What the Internet is changing is the exercise and accumulation of power, said Ross, a former Baltimore public school teacher and the State Department’s senior adviser on innovation. It’s inevitable, he said.

But that change is precisely what the Russian government — based on Prime Minister Vladimir Putin’s “vertical of power” — sees as a problem.

The Internet here is relatively unrestrained. But since the onset of the Arab Spring, the government has been making more noise about bringing it under control. The Collective Security Treaty Organization, consisting of Russia and six other former Soviet republics, announced last month that it would begin monitoring social media. One member, Belarus, said it was considering restrictions.

Also last month, Russia, China and Tajikistan proposed a United Nations convention on information security. They called on member states to curb “dissemination of information which incites terrorism, secessionism, extremism or undermines other countries’ political, economic and social stability, as well as their spiritual and cultural environment.”
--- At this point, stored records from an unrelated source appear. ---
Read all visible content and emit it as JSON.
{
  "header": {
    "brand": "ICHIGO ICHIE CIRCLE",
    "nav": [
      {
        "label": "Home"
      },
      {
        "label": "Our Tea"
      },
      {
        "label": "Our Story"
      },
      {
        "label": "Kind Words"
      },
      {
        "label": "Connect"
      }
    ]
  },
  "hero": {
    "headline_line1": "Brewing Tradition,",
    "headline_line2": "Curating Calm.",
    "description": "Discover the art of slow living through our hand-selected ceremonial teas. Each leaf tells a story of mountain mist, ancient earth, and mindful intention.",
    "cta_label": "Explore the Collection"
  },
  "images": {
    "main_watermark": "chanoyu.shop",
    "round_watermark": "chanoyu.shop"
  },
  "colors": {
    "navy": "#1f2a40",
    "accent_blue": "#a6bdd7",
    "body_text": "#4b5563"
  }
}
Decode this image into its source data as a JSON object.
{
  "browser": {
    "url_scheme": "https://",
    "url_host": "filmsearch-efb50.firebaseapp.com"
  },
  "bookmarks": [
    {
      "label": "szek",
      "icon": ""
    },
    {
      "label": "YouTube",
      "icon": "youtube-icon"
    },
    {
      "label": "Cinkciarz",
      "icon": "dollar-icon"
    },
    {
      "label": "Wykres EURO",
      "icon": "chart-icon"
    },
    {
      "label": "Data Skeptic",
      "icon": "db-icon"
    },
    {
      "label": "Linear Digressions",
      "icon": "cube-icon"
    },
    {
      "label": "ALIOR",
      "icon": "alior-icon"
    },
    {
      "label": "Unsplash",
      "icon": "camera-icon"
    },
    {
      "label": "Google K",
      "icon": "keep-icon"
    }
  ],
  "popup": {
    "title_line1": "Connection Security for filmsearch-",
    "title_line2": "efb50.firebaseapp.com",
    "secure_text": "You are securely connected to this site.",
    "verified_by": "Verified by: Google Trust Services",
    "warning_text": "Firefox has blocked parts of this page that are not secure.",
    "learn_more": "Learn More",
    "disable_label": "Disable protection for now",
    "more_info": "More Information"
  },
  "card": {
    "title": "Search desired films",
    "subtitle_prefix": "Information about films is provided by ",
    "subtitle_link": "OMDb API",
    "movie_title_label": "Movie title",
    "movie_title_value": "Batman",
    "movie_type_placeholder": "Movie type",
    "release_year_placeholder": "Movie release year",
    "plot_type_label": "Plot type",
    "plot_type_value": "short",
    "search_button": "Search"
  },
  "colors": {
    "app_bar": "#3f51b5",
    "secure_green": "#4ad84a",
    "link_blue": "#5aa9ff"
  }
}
China, which already exercises considerable control over the Web, is moving to restrict micro­blogs that have been hospitable to whistleblowers.

And this week, in Cyprus, a Russian organization called the International Academy of Television and Radio held a conference on ways the traditional news media can assist the struggle against Internet “terrorism.” In Russian parlance, that’s a term sweeping enough to encompass al-Qaeda recruitment videos, hacking of military computers — and tweets from Cairo’s Tahrir Square.

Ross spoke Friday with government officials as well as students at the Moscow State Institute of International Relations. The U.N. proposal, he said, was not on his agenda, although this week another State Department official labeled it “not a good idea.” The United States, he said, would address that in a different forum. He came here to tout the economic benefits of a free Internet.

A robust economic Internet, he said, cannot exist without a political Internet. Secretary of State Hillary Rodham Clinton has called it the “dictator’s dilemma”: the notion that economic creativity and progress depend on Web freedoms.

If the great struggles of the 20th century were between left and right, he said, the conflict of the 21st century will be between open and closed. “The president and the secretary of state have made it clear where they stand on this,” he said. “For openness, with an open Internet at its core.”

The Internet is putting power in the hands of people at the expense of hierarchies and nation-states, he said. That’s not necessarily good or bad, but it’s unstoppable, he said. “It’s like gravity.”

Nonetheless, suspicions persist here that the West is using social media to promote and direct revolutions. Facebook and Twitter, according to this view, become agents of cyberterrorism.

“I don’t believe in Twitter revolutions,” Ross said while speaking to the students. Governments were overturned in Tunisia and Egypt by people, he said, not by apps, iPhones or broadband.

Russia’s interior minister, Rashid Nurgaliyev, disagrees. He has called for surveillance of the Internet to make sure Russian young people don’t drift toward “extremism” — which, like cyber­terrorism, is a concept the government defines broadly. News organizations that have reported on extremism have been prosecuted for advocating it.

The prosecutor general, Yury Chaika, says the government should take control of the Internet — to defend Russians’ freedom.